Like in Gary, business disinvestment and white flight to the suburbs hastened by urban renewal projects such as the Chrysler Expressway intensified following the 1967 Detroit Riots, sparked by yet another foolhardy police raid, this time against an unlicensed drinking club in Detroit’s Near West Side ghetto. Scores of black patrons were celebrating the return of two soldiers from Vietnam when the racist decision came down from on high to take all 82 people inside to jail. While the police were arranging for paddy wagons to cart off their prey, a hostile crowd gathered. Some outraged residents threw rocks and bottles at retreating police cars and began looting nearby stores. Before the violence ended five days later, 43 people were dead; half of the 33 fatalities were blacks shot by white police officers.
Our bridge group dined at Latitudes, off Route 12 near Ogden Dunes, before playing seven rounds at Hagelbergs. I finished first, ahead of Toni thanks to a 1,950 round with Brian Barnes. After Brian and I made a game, Dick threw in a sacrifice bid to prevent us from winning the rubber. He went down three but bragged to his partner that he’d saved them 200 points. He tried it again on the next hand, and this time it backfired; I doubled, and he went down five, costing him 900 points. Then, for good measure we won the rubber on the fourth hand.
For Steve McShane’s class Alex Cerajewski interviewed Gary and Terry Gault, who as teenagers cruised Broadway near the Gary-Merrillville border.

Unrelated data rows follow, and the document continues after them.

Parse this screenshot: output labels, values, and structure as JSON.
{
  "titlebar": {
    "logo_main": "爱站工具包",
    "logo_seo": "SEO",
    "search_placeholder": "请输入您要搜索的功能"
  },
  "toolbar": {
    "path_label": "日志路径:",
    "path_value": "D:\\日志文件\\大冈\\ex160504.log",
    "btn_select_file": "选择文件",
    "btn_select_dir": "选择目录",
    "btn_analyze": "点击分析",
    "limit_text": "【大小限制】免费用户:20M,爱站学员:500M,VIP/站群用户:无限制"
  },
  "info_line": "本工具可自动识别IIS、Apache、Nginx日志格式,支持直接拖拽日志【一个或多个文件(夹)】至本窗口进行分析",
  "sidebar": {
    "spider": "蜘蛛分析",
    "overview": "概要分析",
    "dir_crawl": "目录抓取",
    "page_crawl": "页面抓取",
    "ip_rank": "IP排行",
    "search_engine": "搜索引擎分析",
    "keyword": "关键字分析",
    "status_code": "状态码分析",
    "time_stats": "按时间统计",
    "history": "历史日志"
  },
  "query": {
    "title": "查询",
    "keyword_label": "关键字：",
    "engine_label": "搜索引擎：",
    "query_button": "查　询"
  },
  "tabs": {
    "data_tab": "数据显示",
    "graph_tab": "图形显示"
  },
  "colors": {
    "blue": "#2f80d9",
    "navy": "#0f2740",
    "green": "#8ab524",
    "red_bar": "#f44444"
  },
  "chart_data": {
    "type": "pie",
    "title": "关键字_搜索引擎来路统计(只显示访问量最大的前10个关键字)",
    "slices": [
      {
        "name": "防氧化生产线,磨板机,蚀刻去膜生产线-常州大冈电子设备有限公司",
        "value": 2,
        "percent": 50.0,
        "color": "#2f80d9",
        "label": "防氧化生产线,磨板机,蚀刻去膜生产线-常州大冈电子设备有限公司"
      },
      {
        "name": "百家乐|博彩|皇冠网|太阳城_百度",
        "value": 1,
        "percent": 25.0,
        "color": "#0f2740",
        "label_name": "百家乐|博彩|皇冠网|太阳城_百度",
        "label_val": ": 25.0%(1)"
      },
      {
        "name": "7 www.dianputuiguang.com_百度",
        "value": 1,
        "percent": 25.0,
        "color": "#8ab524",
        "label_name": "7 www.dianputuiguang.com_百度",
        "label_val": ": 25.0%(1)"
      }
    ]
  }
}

In 1953, when he was six months old, Gary Gault’s family moved from Wisconsin to Gary in hopes of finding better economic opportunities. Gary told me, “One brother came then the another brother came then a third brother came. We were one of the first people to live in Aetna.” Gary attended Aetna Elementary and then Wirt, graduating in 1971.
Gary recalled, “Dad was always working on his truck and would make me work on it, too. Kids in the neighborhood all thought it was great seeing great big semi coming down the street.” He played Little League, rode a bike everywhere, and walked the railroad tracks to downtown Gary to go to the shows. In 1971 Gary’s dad moved to Florida. Gary said, “I ain’t goin’ down there. I just got out of school, I got a girlfriend, and just got a job at a car and truck wash where 12 and 20 came together in Aetna.” Gary worked there about five years before hiring in at U.S. Steel.
Gary met Terry in 1988 at Fuzzy Ducks, a bar located on Route 6, now named the Road House. Terry asked him for a dance. She was seven years younger and lived in Porter. At the time Gary was in the process of getting divorce and working at American Bridge. Terry didn’t hear from Gary until three weeks later. He was in a softball tournament but told her he’d been thinking about her all the time. She was a waitress at Round the Clock and he’d often come in to be with her.
Terry married Gary, had a son Erick, moved to Porter in 1990, and had daughter Chrissie in 1992. Both she and Gary recalled cruising Broadway as teenagers and observing drag racing on a quarter-mile track behind Sammy’s Drive-In on Route 20. Gary added: “The police knew about it, too, but were cool about it.”
Terry recalled: “When I was living with my mom I wasn’t allowed to have a car so when I moved out at 17 I got a 1973 Pontiac Grand Prix, followed by a 1978 baby blue Buick Riviera: I loved to drive up and down Broadway just scoping out the guys. The one thing I never did was get in a car with anyone else. You always stayed in your own car because people thought of Gary as being dangerous. My Riviera I bought on credit. I paid two hundred a month for four years. Even though I took good care of it, I still blew two engines on it.”